If a stronger painkiller is needed GPs may prescribe one called Mefenamic acid, a NSAID.
The oral contraceptive pill is a commonly used method to treat endometriosis. The problem with the pill is that it’s introducing more Estrogen into the system, which in some cases is actually part of the problem.
Doctors may also use other progesterone methods such as the Mirena coil. The Mirena coil, a hormonal intrauterine device (IUD) can be inserted into the uterus in general practice or during a laparoscopy. The IUD has been shown to reduce pain and symptoms in some patients.
There are also other progesterone methods such as Dienogest and some GnRH agonists which are injections that switch off the release of the reproductive hormones, inducing a menopause-like state.
The main surgical method is a laparoscopy to remove the endometriosis lesions. This is the only form of treatment that changes the physiology of your body (addressing the root cause), whereas all other forms of treatment support in reducing symptoms.
What are the side effects of traditional endometriosis treatment?
Pharmacological method side effects
The NSAIDs that are commonly used for pain relief can have gastric side effects. They can cause inflammation in the lining of the stomach leading to ulcers for individuals who are taking them for a long period of time.
Contraceptive pills have standard symptoms such as: headaches, migraines, increased blood pressure, nausea, irregular bleeding spotting, ms. People also can experience weight gain and mood changes such as depression.
The pill can also change the gut microbiome. Our gut microbiome is key to our overall health. Finally, the pill is also known to increase copper which can lead to the loss of other important minerals like magnesium, zinc and iron as well.
Progesterone methods can also lead to issues with thyroid health. And, these methods often mask symptoms rather than getting rid of them.
Surgical method side effects
Surgical methods also have side effects. Unfortunately, endometriosis can recur and it’s possible that you could have post-surgical complications.
What does the research say about cannabis for endometriosis?

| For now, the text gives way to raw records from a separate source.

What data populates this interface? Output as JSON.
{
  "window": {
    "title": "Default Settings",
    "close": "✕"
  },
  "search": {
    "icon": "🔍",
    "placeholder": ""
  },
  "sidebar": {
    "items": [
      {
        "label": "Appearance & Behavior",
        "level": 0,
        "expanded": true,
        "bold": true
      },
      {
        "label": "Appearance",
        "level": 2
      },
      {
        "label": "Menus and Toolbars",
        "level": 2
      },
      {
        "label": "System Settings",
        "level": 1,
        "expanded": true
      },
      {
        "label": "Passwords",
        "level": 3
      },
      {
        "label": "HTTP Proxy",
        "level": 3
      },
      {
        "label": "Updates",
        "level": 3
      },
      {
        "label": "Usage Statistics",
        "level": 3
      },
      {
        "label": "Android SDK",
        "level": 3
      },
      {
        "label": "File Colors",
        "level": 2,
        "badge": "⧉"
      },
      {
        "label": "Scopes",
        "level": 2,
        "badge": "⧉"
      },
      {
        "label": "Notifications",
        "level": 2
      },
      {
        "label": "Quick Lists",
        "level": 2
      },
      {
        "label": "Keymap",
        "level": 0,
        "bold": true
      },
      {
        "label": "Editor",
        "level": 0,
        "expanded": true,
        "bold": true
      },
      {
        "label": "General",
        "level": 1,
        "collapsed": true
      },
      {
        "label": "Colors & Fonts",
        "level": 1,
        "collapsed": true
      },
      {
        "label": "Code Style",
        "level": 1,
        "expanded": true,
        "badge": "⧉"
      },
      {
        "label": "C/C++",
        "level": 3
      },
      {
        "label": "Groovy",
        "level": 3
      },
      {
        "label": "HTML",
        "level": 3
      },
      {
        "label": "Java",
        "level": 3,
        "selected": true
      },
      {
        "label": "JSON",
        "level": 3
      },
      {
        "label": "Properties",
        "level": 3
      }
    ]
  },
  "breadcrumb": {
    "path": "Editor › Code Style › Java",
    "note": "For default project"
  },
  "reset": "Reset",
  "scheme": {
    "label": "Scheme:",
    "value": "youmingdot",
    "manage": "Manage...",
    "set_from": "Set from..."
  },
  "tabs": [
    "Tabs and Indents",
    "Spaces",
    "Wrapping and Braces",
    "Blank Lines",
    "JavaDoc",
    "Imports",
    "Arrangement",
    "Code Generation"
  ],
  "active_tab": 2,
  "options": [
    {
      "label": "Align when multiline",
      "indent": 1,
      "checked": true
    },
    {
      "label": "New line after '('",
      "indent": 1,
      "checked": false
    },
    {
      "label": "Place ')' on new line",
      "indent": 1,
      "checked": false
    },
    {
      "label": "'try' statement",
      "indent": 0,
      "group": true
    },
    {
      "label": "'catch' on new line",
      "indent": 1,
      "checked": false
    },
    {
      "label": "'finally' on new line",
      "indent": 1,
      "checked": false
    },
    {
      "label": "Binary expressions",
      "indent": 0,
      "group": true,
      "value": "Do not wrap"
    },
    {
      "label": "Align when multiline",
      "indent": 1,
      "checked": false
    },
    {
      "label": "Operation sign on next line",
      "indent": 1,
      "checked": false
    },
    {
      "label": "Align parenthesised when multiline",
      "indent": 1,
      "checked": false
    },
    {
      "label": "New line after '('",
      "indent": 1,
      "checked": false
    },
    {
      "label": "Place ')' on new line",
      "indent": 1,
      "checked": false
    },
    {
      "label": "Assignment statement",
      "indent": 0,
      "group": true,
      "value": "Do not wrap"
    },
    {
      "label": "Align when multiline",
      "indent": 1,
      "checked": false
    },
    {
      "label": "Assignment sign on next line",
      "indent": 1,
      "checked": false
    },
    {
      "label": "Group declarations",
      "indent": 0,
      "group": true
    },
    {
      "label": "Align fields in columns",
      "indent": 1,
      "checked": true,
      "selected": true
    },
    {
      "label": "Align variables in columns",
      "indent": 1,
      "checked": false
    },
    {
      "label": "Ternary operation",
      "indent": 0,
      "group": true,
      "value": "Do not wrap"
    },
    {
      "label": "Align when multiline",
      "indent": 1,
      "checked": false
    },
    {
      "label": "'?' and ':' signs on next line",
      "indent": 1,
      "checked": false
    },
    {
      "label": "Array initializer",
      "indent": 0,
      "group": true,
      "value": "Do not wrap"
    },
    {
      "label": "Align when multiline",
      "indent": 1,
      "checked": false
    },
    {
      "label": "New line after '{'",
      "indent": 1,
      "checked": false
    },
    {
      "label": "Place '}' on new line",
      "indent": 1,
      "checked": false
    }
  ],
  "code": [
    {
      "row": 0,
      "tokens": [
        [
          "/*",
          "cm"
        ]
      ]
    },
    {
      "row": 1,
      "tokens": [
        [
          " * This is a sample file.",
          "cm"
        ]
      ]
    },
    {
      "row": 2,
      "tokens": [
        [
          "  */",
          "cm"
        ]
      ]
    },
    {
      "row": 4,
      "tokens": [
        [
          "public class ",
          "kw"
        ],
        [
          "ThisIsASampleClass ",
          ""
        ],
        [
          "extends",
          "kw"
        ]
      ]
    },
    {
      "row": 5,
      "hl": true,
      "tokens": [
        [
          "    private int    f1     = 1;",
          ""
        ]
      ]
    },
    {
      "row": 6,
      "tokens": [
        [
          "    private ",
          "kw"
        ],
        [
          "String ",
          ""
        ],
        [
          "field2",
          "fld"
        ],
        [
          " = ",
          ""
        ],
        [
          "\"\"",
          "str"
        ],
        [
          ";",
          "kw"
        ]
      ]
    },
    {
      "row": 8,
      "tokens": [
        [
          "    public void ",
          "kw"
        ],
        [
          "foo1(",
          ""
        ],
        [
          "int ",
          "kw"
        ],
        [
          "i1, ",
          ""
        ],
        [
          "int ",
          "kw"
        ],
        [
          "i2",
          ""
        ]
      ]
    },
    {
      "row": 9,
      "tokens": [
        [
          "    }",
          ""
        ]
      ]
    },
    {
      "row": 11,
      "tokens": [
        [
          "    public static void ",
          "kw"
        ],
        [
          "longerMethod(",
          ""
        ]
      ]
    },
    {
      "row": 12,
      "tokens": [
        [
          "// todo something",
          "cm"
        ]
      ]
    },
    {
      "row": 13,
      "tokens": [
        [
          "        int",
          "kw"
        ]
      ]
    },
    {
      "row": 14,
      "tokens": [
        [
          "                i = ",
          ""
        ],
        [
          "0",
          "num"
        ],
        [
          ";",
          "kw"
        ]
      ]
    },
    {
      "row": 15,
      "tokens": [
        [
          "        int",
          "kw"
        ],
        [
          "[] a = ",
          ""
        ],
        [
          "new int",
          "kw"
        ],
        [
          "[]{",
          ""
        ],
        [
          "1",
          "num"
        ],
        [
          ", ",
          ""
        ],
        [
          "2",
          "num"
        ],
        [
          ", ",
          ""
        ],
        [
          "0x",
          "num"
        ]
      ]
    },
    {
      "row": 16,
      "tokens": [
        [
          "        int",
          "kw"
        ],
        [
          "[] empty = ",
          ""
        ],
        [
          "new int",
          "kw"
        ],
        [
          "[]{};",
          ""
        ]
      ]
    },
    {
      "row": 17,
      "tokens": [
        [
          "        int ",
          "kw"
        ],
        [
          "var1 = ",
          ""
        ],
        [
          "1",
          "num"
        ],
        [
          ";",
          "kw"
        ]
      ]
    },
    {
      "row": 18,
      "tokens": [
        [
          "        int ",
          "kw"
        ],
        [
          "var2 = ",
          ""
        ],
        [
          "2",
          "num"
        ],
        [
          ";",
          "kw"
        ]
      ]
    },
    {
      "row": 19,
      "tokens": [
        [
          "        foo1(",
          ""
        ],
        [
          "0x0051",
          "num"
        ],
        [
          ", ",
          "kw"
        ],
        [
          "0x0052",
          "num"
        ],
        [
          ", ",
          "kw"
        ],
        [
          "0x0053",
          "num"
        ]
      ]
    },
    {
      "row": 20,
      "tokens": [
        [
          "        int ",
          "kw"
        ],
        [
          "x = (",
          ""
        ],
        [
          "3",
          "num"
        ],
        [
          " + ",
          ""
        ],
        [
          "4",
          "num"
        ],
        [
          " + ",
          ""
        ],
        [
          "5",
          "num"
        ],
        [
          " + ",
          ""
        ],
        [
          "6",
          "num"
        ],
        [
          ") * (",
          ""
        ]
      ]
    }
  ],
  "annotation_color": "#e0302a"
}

There is a growing volume of research around cannabis and endometriosis. It’s been proven that the endocannabinoid system plays a part in endometriosis. There’s been research which has shown the positive impact of THC on inhibiting the development of endometriosis. And, a local Australian survey/study showed that women using cannabis to treat endometriosis were finding relief in their symptoms.
Case studies, individuals’ stories and the fact that the TGA is approving cannabis for endometriosis shows that cannabis has a place in the treatment of endometriosis. While we’re seeing promising results, no clinical trials have proven that cannabis can treat endometriosis.
Cannabis is not a magic bullet. It’s not a first-line treatment in Australia and is supplementary to other treatments. Just like any other medication, cannabis doesn’t work for everyone.
If you think that medical cannabis might be right for you, please consult your GP or another medical professional.